**Instructions for the task**. From the first line to the last, output the entries exactly.

**Records from a dataset**.
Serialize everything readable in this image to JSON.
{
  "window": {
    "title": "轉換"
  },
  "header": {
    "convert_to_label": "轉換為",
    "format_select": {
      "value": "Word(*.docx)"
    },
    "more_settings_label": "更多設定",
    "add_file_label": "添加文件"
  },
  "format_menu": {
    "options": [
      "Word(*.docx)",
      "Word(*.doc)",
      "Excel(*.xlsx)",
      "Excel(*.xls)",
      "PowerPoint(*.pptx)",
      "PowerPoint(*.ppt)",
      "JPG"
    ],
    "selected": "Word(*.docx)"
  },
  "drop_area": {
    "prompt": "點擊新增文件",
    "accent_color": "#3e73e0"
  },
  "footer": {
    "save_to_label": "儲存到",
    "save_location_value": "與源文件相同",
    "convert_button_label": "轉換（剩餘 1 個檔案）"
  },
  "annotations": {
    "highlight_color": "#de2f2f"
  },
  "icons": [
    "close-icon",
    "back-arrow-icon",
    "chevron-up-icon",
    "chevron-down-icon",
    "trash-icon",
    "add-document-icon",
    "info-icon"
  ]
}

**Solution for this task**.
Serialize everything readable in this image to JSON.
{
  "window": {
    "title": "轉換"
  },
  "header": {
    "convert_to_label": "轉換為",
    "format_select": {
      "value": "Word(*.docx)"
    },
    "more_settings_label": "更多設定",
    "add_file_label": "添加文件"
  },
  "format_menu": {
    "options": [
      "Word(*.docx)",
      "Word(*.doc)",
      "Excel(*.xlsx)",
      "Excel(*.xls)",
      "PowerPoint(*.pptx)",
      "PowerPoint(*.ppt)",
      "JPG"
    ],
    "selected": "Word(*.docx)"
  },
  "drop_area": {
    "prompt": "點擊新增文件",
    "accent_color": "#3e73e0"
  },
  "footer": {
    "save_to_label": "儲存到",
    "save_location_value": "與源文件相同",
    "convert_button_label": "轉換（剩餘 1 個檔案）"
  },
  "annotations": {
    "highlight_color": "#de2f2f"
  },
  "icons": [
    "close-icon",
    "back-arrow-icon",
    "chevron-up-icon",
    "chevron-down-icon",
    "trash-icon",
    "add-document-icon",
    "info-icon"
  ]
}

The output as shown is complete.